In Michael Heizer’s “Complex One”, the most important quality is the fact that the piece contains many standard elements, such as contrasting shapes and framing techniques. The piece, located in a remote location of Nevada, is a combination of simple shapes, rectangular structures around a curved, sunken gravel-coated pit, to create a complex form that is one of the biggest modern sculptures ever built. At the center of the huge sculpture, there is an extensive, trapezoidal mound that is approximately 140 feet long and 24 feet high. Although the piece is impressive because of its size, size and shape are not the only qualities inherently important to the piece. The piece is also made up of abstract framing elements, some attached to the mound itself, while others are set a good distance from the trapezoidal mound. The framing elements are surprising unique because they create a continuous frame when viewed from the front of the piece, but they break up into random, abstract objects when one moves to either side. From any vantage point, “Complex One” creates a unique view of a less than natural piece of environmental art. Even though the piece is not completely natural, like a typical Andy Goldsworthy piece, “Complex One” still qualifies as environmental art because of the deeply symbolic and historical elements Heizer included in the piece. Heizer wanted his piece to be new, radical and American, but that was not enough. He also wanted his piece to be meaningful, and that is why “Complex One” is very reminiscent to the mastabas of Egypt, which Heizer saw as a child while traveling with his archaeologist father. Heizer once expressed how important it was for his work to contain symbol from the past when he stated, “I’m not a radical. In fact, I’m going backward. I like to attach myself to the past”. The intent of “Complex One” is to connect the art of the past with the art of the present, rather than connecting with nature.
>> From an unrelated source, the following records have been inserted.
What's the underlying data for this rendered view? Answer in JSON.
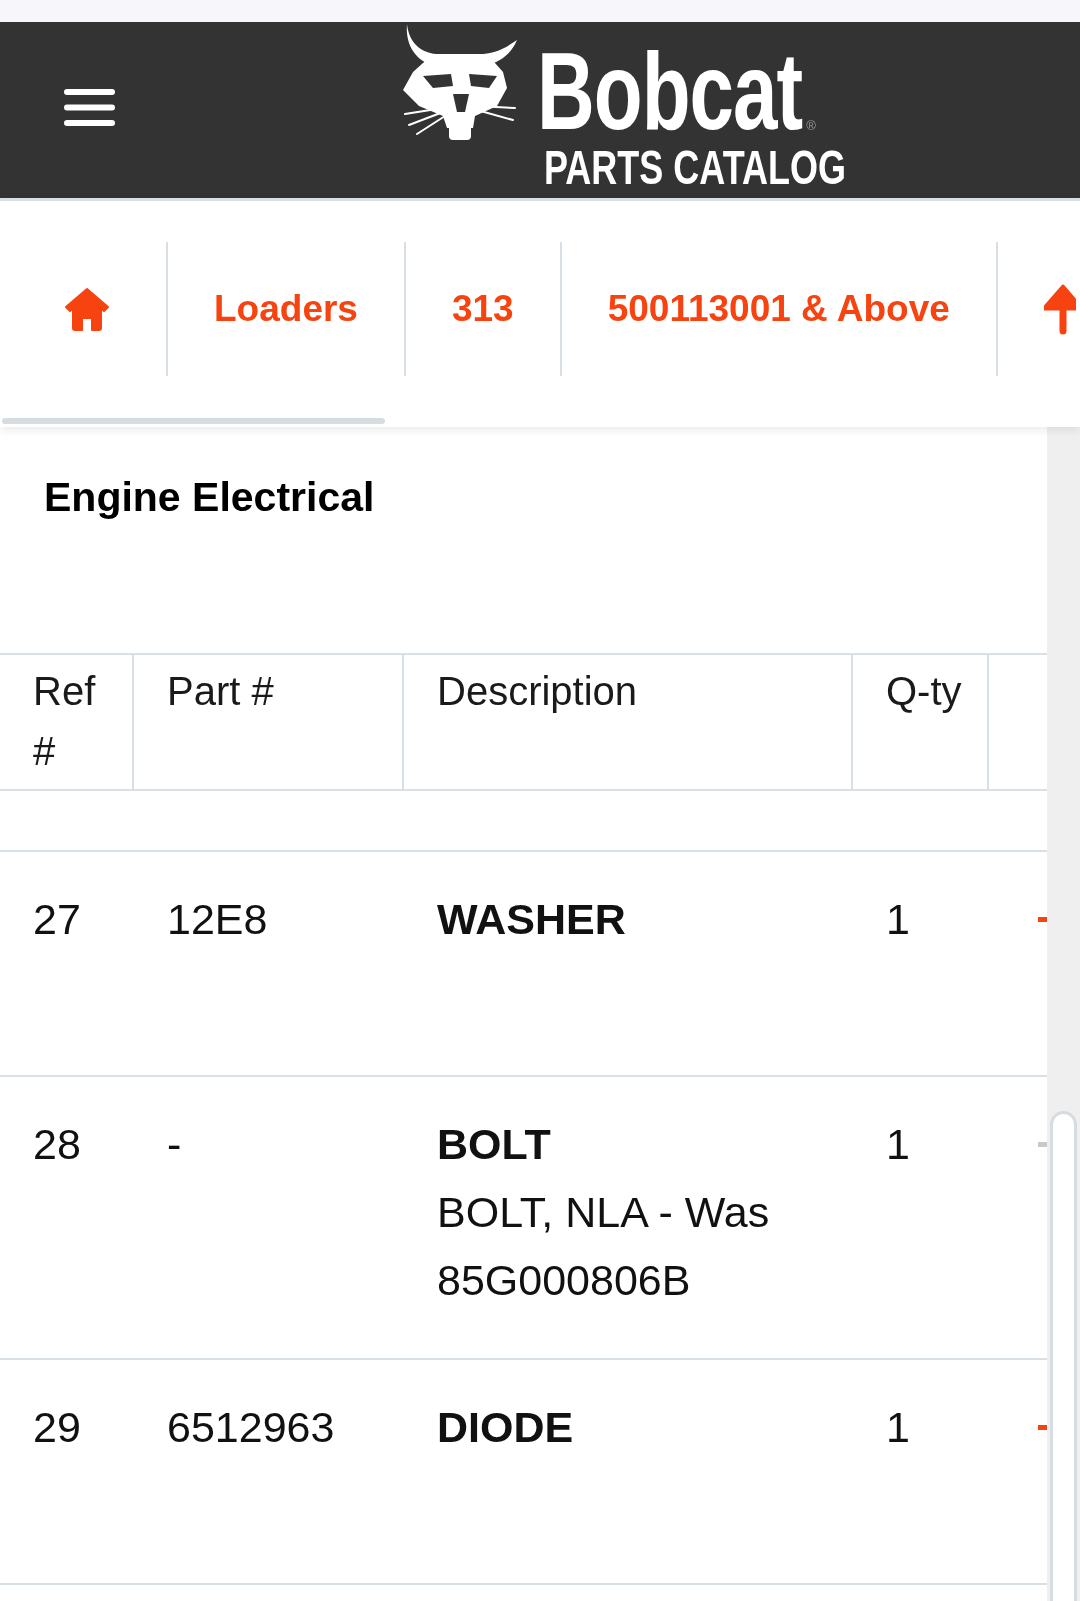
{
  "header": {
    "logo": {
      "wordmark": "Bobcat",
      "registered_mark": "®",
      "subtitle": "PARTS CATALOG"
    }
  },
  "breadcrumb": {
    "items": [
      {
        "kind": "home"
      },
      {
        "kind": "link",
        "label": "Loaders"
      },
      {
        "kind": "link",
        "label": "313"
      },
      {
        "kind": "link",
        "label": "500113001 & Above"
      },
      {
        "kind": "up"
      }
    ]
  },
  "page_title": "Engine Electrical",
  "table": {
    "columns": [
      "Ref #",
      "Part #",
      "Description",
      "Q-ty"
    ],
    "rows": [
      {
        "ref": "27",
        "part_number": "12E8",
        "name": "WASHER",
        "qty": "1",
        "action_disabled": false
      },
      {
        "ref": "28",
        "part_number": "-",
        "name": "BOLT",
        "note": "BOLT, NLA - Was 85G000806B",
        "qty": "1",
        "action_disabled": true
      },
      {
        "ref": "29",
        "part_number": "6512963",
        "name": "DIODE",
        "qty": "1",
        "action_disabled": false
      }
    ]
  }
}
Heizer insists that the purpose of “Complex One” is to create art, not simply to make a statement about the landscape. For Heizer, the main goal is to create art by connecting the past with the present rather than making an environmental statement, but he never completely detaches himself from the environment. Despite Heizer’s mixed goals, the environment is still a crucial element in his work. For example, “Complex One” was built in the desert, which Heizer describes as “that kind of unraped, peaceful, religious space artists have always tried to put in their work”. “Complex One”, although quite large, only reflects how small it is compared to the expansive desert environment. Along with the size of the desert, weather also manipulates the piece. To help explain how vulnerable Heizer’s work is compared to the untamable environment, Michael Killelman ( a writer for the New York Times) writes, “Storms would sweep across the valley and, in minutes, wipe out $30,000 of labor”, and this happened three or four times. However, the relationship between the environment and “Complex One” is more than merely destructive. The piece also helps to express the beauty of the surrounding environment by reflecting the sun in various shapes, which was Heizer’s intention. The intentions of Heizer are not as radical as they may seem by taking one glance at “Complex One”, and the piece actually helps to reflect the harmony and beauty of the surrounding desert.

Log in or register to write something here or to contact authors.